■ Your objective:
The answer is a single number: the count of lines below in which the word "text" appears.

Data items:
──────────

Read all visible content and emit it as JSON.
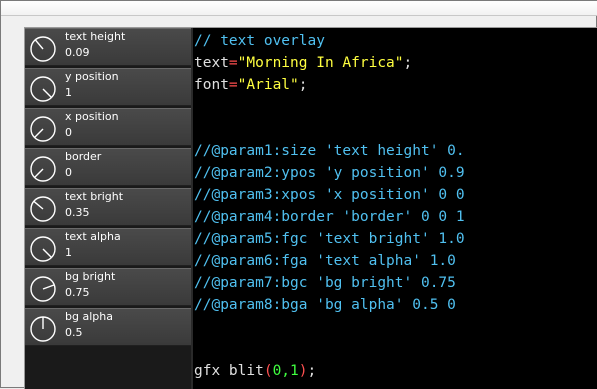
{
  "sliders": [
    {
      "label": "text height",
      "value": "0.09",
      "angle": -40
    },
    {
      "label": "y position",
      "value": "1",
      "angle": 135
    },
    {
      "label": "x position",
      "value": "0",
      "angle": -135
    },
    {
      "label": "border",
      "value": "0",
      "angle": -135
    },
    {
      "label": "text bright",
      "value": "0.35",
      "angle": -50
    },
    {
      "label": "text alpha",
      "value": "1",
      "angle": 135
    },
    {
      "label": "bg bright",
      "value": "0.75",
      "angle": 70
    },
    {
      "label": "bg alpha",
      "value": "0.5",
      "angle": 0
    }
  ],
  "code": {
    "line1": {
      "comment": "// text overlay"
    },
    "line2": {
      "ident": "text",
      "op": "=",
      "string": "\"Morning In Africa\"",
      "end": ";"
    },
    "line3": {
      "ident": "font",
      "op": "=",
      "string": "\"Arial\"",
      "end": ";"
    },
    "params": [
      "//@param1:size 'text height' 0.",
      "//@param2:ypos 'y position' 0.9",
      "//@param3:xpos 'x position' 0 0",
      "//@param4:border 'border' 0 0 1",
      "//@param5:fgc 'text bright' 1.0",
      "//@param6:fga 'text alpha' 1.0 ",
      "//@param7:bgc 'bg bright' 0.75 ",
      "//@param8:bga 'bg alpha' 0.5 0 "
    ],
    "last": {
      "ident": "gfx blit",
      "open": "(",
      "args": "0,1",
      "close": ")",
      "end": ";"
    }
  },
  "colors": {
    "comment": "#50c0f0",
    "string": "#ffff40",
    "operator": "#ff5050",
    "number": "#40ff40",
    "background": "#000000"
  }
}
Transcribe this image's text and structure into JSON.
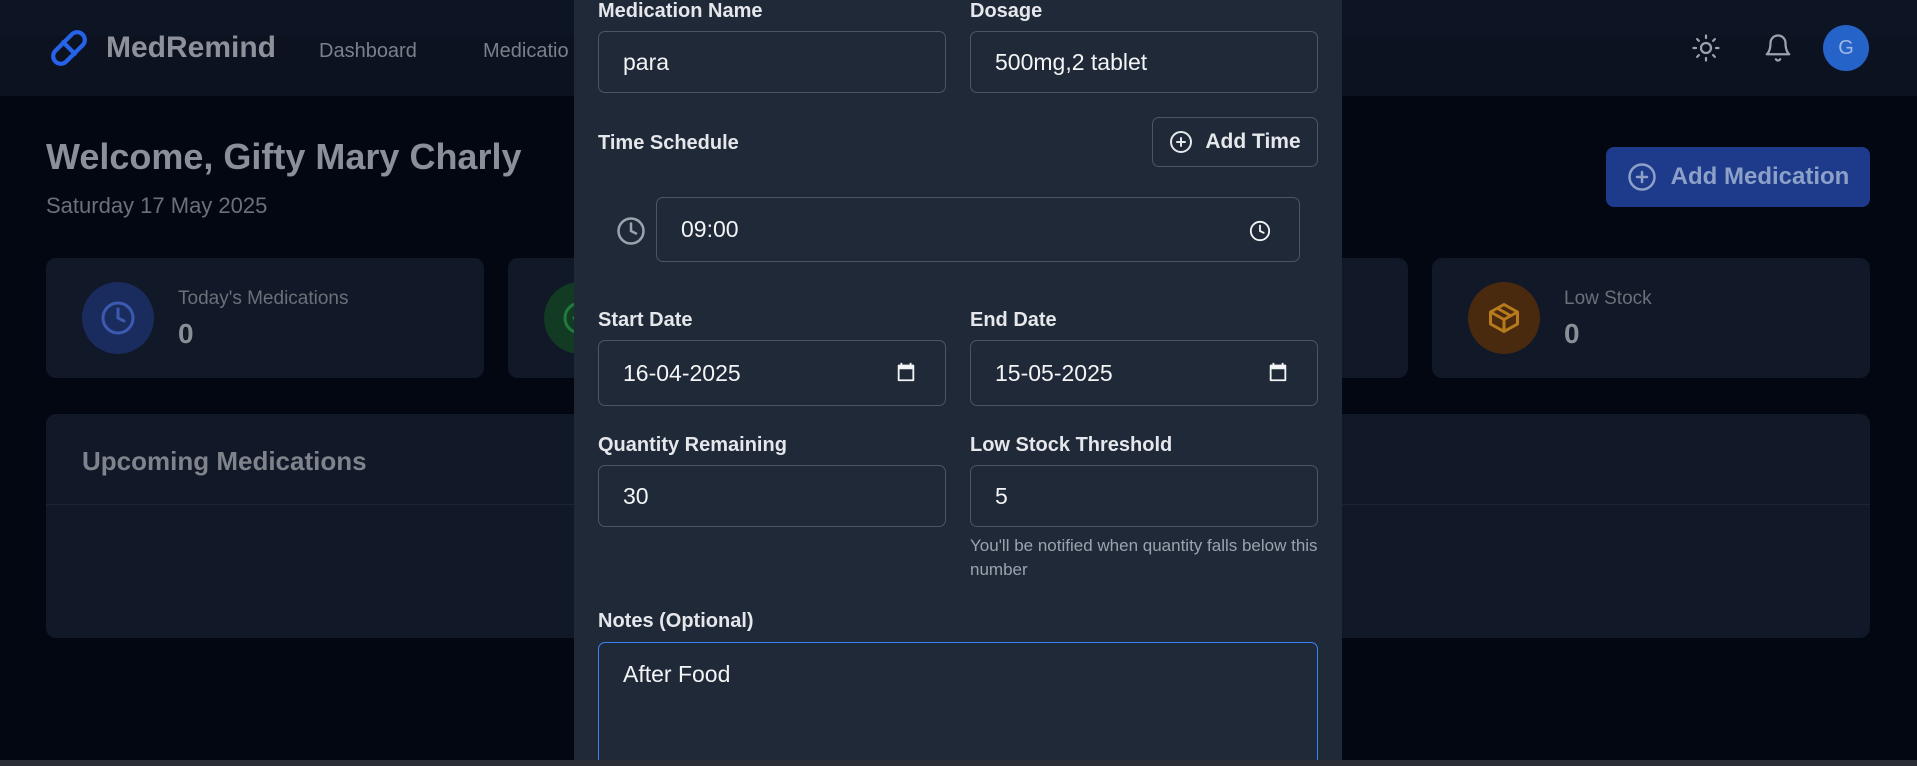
{
  "app": {
    "name": "MedRemind",
    "nav": [
      "Dashboard",
      "Medicatio"
    ],
    "avatar_initial": "G",
    "accent": "#2563eb"
  },
  "dashboard": {
    "welcome": "Welcome, Gifty Mary Charly",
    "date": "Saturday 17 May 2025",
    "add_button": "Add Medication",
    "stats": [
      {
        "label": "Today's Medications",
        "value": "0",
        "icon": "clock-icon",
        "color": "#1e3a8a"
      },
      {
        "label": "",
        "value": "",
        "icon": "check-circle-icon",
        "color": "#14532d"
      },
      {
        "label": "Low Stock",
        "value": "0",
        "icon": "package-icon",
        "color": "#78350f"
      }
    ],
    "upcoming_title": "Upcoming Medications"
  },
  "form": {
    "medication_name_label": "Medication Name",
    "medication_name_value": "para",
    "dosage_label": "Dosage",
    "dosage_value": "500mg,2 tablet",
    "time_schedule_label": "Time Schedule",
    "add_time_label": "Add Time",
    "time_value": "09:00",
    "start_date_label": "Start Date",
    "start_date_value": "16-04-2025",
    "end_date_label": "End Date",
    "end_date_value": "15-05-2025",
    "quantity_label": "Quantity Remaining",
    "quantity_value": "30",
    "threshold_label": "Low Stock Threshold",
    "threshold_value": "5",
    "threshold_hint": "You'll be notified when quantity falls below this number",
    "notes_label": "Notes (Optional)",
    "notes_value": "After Food"
  }
}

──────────

■ Task response:
9